→ **EXERCISE BRIEF**
Please count the lines in these records that contain "Часть" and give only that count.
--- EXCERPTED DATA Enclosed Below ---
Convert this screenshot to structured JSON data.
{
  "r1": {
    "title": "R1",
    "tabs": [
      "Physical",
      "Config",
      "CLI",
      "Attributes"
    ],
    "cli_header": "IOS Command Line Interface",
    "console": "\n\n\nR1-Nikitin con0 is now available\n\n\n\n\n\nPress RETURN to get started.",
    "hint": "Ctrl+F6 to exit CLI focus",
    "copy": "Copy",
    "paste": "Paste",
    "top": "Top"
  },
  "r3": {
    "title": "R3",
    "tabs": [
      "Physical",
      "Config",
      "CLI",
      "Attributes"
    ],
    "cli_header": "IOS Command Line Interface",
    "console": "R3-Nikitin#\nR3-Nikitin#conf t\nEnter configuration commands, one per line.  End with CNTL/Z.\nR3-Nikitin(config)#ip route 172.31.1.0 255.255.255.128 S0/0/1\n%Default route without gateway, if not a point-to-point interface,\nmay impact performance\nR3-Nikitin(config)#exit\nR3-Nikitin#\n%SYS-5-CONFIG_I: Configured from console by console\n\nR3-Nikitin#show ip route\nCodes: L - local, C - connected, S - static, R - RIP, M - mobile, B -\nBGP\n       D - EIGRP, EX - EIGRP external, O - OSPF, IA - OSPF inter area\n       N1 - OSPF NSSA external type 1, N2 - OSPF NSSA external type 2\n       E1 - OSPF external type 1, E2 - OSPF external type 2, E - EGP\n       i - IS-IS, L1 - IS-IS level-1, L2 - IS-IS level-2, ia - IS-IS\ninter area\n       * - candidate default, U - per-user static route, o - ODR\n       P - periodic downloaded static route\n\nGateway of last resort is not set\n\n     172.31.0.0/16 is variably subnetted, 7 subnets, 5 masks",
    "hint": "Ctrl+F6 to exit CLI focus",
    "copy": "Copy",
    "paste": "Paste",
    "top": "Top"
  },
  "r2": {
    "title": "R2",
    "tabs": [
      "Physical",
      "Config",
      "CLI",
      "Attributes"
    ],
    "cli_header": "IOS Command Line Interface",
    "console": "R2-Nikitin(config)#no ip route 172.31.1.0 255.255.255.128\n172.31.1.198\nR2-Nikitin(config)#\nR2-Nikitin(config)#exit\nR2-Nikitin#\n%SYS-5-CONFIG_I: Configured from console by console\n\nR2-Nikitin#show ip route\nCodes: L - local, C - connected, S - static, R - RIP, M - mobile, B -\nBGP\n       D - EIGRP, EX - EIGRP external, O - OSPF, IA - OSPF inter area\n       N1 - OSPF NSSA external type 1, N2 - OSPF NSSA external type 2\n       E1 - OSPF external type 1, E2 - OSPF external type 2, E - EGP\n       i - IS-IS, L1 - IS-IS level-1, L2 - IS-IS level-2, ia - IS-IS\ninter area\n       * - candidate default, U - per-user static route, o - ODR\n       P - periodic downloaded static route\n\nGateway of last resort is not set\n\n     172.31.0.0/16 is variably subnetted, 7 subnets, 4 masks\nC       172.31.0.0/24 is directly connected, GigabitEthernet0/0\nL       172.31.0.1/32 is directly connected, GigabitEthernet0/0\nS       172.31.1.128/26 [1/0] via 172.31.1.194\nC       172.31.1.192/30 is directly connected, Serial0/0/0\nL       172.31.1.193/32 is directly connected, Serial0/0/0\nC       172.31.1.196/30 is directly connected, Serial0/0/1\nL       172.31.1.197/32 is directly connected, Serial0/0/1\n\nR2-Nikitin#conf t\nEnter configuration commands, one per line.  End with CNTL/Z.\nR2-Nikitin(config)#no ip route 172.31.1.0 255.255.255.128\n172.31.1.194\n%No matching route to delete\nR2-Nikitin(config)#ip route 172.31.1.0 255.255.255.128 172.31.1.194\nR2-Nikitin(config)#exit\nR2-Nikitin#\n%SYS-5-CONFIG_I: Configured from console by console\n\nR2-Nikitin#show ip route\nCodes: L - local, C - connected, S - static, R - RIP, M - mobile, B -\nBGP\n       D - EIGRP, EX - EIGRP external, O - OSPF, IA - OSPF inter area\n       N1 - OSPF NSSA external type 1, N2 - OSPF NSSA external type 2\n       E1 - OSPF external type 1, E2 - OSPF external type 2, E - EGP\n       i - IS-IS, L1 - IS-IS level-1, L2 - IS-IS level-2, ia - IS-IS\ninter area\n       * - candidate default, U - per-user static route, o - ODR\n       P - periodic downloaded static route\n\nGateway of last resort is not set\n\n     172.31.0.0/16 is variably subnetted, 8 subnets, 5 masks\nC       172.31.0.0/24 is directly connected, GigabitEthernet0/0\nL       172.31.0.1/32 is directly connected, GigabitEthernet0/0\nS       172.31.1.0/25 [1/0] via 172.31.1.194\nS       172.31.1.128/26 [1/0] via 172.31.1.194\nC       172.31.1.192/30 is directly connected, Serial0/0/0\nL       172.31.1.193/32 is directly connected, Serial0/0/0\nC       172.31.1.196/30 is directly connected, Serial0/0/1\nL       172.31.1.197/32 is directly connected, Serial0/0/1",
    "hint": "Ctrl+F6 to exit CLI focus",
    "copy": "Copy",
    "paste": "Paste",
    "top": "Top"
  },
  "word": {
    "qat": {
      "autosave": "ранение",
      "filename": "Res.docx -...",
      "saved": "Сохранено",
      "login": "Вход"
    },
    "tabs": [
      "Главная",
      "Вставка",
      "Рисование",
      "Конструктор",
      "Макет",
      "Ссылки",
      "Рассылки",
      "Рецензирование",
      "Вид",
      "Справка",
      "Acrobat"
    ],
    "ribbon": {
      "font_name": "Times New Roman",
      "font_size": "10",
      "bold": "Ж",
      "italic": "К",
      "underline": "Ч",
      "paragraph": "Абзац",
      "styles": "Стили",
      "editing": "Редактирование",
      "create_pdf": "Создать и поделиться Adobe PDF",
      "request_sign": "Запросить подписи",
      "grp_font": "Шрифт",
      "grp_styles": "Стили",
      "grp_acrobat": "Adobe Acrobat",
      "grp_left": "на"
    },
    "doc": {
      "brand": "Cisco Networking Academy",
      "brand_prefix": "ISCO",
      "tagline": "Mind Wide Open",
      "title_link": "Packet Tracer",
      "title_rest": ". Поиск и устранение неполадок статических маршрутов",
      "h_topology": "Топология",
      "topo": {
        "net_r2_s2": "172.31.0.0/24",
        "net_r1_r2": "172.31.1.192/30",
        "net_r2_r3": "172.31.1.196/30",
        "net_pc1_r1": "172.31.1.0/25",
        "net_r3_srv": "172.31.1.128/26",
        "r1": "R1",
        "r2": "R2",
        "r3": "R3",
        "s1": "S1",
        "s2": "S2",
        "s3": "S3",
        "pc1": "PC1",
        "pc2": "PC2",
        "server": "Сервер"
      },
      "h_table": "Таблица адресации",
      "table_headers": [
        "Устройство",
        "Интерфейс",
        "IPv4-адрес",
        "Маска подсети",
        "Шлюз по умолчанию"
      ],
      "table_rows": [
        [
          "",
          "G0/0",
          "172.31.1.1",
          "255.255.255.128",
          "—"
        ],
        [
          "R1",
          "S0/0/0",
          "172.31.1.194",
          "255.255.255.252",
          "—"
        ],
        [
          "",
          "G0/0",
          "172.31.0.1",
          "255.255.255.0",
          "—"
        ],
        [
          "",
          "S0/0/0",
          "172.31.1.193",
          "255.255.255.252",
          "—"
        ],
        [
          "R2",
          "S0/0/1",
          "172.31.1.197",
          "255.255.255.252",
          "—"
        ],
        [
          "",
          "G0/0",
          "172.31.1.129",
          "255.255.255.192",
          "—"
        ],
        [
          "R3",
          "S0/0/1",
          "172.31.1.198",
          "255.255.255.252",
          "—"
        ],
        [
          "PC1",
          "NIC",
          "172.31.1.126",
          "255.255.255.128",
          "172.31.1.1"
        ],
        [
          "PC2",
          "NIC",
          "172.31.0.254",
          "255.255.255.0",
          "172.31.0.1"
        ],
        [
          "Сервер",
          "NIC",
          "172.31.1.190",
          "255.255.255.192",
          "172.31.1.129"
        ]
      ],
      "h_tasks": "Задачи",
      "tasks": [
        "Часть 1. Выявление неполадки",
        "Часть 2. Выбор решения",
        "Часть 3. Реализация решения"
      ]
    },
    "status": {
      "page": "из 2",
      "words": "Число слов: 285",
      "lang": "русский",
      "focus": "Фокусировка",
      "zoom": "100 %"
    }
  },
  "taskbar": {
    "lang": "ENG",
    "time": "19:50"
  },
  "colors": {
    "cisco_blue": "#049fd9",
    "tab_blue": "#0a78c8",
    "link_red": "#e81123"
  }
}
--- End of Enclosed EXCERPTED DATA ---
→ **ANSWER TO THE PROBLEM**
3